> _Work to be completed_
Return every record below exactly as given.

> _Information shown_
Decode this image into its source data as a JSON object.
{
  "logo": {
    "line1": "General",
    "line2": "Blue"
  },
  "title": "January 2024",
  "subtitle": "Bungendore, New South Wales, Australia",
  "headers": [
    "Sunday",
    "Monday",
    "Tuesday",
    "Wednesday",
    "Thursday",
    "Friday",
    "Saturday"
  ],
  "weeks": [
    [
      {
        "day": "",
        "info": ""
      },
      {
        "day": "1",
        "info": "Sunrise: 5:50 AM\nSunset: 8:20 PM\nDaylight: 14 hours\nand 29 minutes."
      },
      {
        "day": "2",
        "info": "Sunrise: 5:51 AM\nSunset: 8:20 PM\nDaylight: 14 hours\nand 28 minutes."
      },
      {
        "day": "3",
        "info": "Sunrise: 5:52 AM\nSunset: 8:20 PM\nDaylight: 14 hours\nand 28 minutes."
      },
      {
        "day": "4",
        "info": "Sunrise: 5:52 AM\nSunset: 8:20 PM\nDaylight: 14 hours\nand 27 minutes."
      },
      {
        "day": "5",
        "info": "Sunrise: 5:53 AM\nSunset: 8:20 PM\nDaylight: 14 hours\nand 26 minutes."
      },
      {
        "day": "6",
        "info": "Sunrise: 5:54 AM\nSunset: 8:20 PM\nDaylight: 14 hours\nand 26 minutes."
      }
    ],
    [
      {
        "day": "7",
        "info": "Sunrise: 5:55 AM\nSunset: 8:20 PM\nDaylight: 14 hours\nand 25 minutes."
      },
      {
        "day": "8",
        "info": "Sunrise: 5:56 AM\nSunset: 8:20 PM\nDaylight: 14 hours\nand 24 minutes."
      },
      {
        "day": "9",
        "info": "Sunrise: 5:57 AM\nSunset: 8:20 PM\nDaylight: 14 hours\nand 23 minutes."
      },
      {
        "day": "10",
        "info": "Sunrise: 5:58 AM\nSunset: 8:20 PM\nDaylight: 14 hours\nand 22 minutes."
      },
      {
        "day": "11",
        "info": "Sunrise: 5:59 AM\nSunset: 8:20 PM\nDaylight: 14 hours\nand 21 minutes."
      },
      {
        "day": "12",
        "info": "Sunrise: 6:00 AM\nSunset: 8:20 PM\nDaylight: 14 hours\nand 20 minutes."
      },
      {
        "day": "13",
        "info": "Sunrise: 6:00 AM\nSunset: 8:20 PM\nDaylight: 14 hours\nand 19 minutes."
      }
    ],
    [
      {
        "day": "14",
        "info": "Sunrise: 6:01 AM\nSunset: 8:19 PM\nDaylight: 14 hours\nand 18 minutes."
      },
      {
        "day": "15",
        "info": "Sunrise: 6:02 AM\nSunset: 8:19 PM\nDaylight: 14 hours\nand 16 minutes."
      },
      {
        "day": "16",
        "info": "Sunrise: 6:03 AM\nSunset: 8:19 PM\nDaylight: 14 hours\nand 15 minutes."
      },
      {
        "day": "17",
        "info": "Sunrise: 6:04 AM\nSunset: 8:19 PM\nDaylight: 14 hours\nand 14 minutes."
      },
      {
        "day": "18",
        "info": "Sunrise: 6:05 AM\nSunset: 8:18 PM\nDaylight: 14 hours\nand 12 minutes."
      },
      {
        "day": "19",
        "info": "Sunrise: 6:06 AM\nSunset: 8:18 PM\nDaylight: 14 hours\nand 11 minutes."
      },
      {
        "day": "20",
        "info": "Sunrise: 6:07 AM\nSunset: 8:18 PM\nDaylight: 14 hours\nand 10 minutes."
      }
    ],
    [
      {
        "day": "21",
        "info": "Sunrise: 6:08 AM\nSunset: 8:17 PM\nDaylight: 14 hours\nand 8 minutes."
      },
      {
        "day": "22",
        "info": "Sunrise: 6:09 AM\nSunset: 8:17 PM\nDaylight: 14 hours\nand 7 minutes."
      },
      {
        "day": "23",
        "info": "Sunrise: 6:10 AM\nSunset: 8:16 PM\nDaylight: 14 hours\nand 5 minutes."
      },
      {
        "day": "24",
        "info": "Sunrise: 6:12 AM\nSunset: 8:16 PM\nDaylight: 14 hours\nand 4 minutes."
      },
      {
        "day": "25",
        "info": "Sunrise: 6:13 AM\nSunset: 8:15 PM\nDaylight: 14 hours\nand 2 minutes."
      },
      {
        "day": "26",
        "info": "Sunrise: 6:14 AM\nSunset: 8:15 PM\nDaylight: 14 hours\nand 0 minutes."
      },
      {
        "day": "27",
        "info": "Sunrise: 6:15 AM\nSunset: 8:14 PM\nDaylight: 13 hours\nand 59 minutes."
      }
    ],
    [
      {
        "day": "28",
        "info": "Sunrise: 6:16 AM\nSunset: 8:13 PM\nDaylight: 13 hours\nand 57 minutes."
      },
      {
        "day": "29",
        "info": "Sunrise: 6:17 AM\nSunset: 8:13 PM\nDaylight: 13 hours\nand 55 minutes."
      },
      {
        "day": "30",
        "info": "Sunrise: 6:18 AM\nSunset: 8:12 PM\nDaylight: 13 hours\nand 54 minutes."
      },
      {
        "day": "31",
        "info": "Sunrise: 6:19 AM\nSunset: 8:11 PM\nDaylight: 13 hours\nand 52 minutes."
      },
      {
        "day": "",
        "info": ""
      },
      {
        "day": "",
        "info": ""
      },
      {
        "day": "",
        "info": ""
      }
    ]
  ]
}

> _Task output_
Decode this image into its source data as a JSON object.
{
  "logo": {
    "line1": "General",
    "line2": "Blue"
  },
  "title": "January 2024",
  "subtitle": "Bungendore, New South Wales, Australia",
  "headers": [
    "Sunday",
    "Monday",
    "Tuesday",
    "Wednesday",
    "Thursday",
    "Friday",
    "Saturday"
  ],
  "weeks": [
    [
      {
        "day": "",
        "info": ""
      },
      {
        "day": "1",
        "info": "Sunrise: 5:50 AM\nSunset: 8:20 PM\nDaylight: 14 hours\nand 29 minutes."
      },
      {
        "day": "2",
        "info": "Sunrise: 5:51 AM\nSunset: 8:20 PM\nDaylight: 14 hours\nand 28 minutes."
      },
      {
        "day": "3",
        "info": "Sunrise: 5:52 AM\nSunset: 8:20 PM\nDaylight: 14 hours\nand 28 minutes."
      },
      {
        "day": "4",
        "info": "Sunrise: 5:52 AM\nSunset: 8:20 PM\nDaylight: 14 hours\nand 27 minutes."
      },
      {
        "day": "5",
        "info": "Sunrise: 5:53 AM\nSunset: 8:20 PM\nDaylight: 14 hours\nand 26 minutes."
      },
      {
        "day": "6",
        "info": "Sunrise: 5:54 AM\nSunset: 8:20 PM\nDaylight: 14 hours\nand 26 minutes."
      }
    ],
    [
      {
        "day": "7",
        "info": "Sunrise: 5:55 AM\nSunset: 8:20 PM\nDaylight: 14 hours\nand 25 minutes."
      },
      {
        "day": "8",
        "info": "Sunrise: 5:56 AM\nSunset: 8:20 PM\nDaylight: 14 hours\nand 24 minutes."
      },
      {
        "day": "9",
        "info": "Sunrise: 5:57 AM\nSunset: 8:20 PM\nDaylight: 14 hours\nand 23 minutes."
      },
      {
        "day": "10",
        "info": "Sunrise: 5:58 AM\nSunset: 8:20 PM\nDaylight: 14 hours\nand 22 minutes."
      },
      {
        "day": "11",
        "info": "Sunrise: 5:59 AM\nSunset: 8:20 PM\nDaylight: 14 hours\nand 21 minutes."
      },
      {
        "day": "12",
        "info": "Sunrise: 6:00 AM\nSunset: 8:20 PM\nDaylight: 14 hours\nand 20 minutes."
      },
      {
        "day": "13",
        "info": "Sunrise: 6:00 AM\nSunset: 8:20 PM\nDaylight: 14 hours\nand 19 minutes."
      }
    ],
    [
      {
        "day": "14",
        "info": "Sunrise: 6:01 AM\nSunset: 8:19 PM\nDaylight: 14 hours\nand 18 minutes."
      },
      {
        "day": "15",
        "info": "Sunrise: 6:02 AM\nSunset: 8:19 PM\nDaylight: 14 hours\nand 16 minutes."
      },
      {
        "day": "16",
        "info": "Sunrise: 6:03 AM\nSunset: 8:19 PM\nDaylight: 14 hours\nand 15 minutes."
      },
      {
        "day": "17",
        "info": "Sunrise: 6:04 AM\nSunset: 8:19 PM\nDaylight: 14 hours\nand 14 minutes."
      },
      {
        "day": "18",
        "info": "Sunrise: 6:05 AM\nSunset: 8:18 PM\nDaylight: 14 hours\nand 12 minutes."
      },
      {
        "day": "19",
        "info": "Sunrise: 6:06 AM\nSunset: 8:18 PM\nDaylight: 14 hours\nand 11 minutes."
      },
      {
        "day": "20",
        "info": "Sunrise: 6:07 AM\nSunset: 8:18 PM\nDaylight: 14 hours\nand 10 minutes."
      }
    ],
    [
      {
        "day": "21",
        "info": "Sunrise: 6:08 AM\nSunset: 8:17 PM\nDaylight: 14 hours\nand 8 minutes."
      },
      {
        "day": "22",
        "info": "Sunrise: 6:09 AM\nSunset: 8:17 PM\nDaylight: 14 hours\nand 7 minutes."
      },
      {
        "day": "23",
        "info": "Sunrise: 6:10 AM\nSunset: 8:16 PM\nDaylight: 14 hours\nand 5 minutes."
      },
      {
        "day": "24",
        "info": "Sunrise: 6:12 AM\nSunset: 8:16 PM\nDaylight: 14 hours\nand 4 minutes."
      },
      {
        "day": "25",
        "info": "Sunrise: 6:13 AM\nSunset: 8:15 PM\nDaylight: 14 hours\nand 2 minutes."
      },
      {
        "day": "26",
        "info": "Sunrise: 6:14 AM\nSunset: 8:15 PM\nDaylight: 14 hours\nand 0 minutes."
      },
      {
        "day": "27",
        "info": "Sunrise: 6:15 AM\nSunset: 8:14 PM\nDaylight: 13 hours\nand 59 minutes."
      }
    ],
    [
      {
        "day": "28",
        "info": "Sunrise: 6:16 AM\nSunset: 8:13 PM\nDaylight: 13 hours\nand 57 minutes."
      },
      {
        "day": "29",
        "info": "Sunrise: 6:17 AM\nSunset: 8:13 PM\nDaylight: 13 hours\nand 55 minutes."
      },
      {
        "day": "30",
        "info": "Sunrise: 6:18 AM\nSunset: 8:12 PM\nDaylight: 13 hours\nand 54 minutes."
      },
      {
        "day": "31",
        "info": "Sunrise: 6:19 AM\nSunset: 8:11 PM\nDaylight: 13 hours\nand 52 minutes."
      },
      {
        "day": "",
        "info": ""
      },
      {
        "day": "",
        "info": ""
      },
      {
        "day": "",
        "info": ""
      }
    ]
  ]
}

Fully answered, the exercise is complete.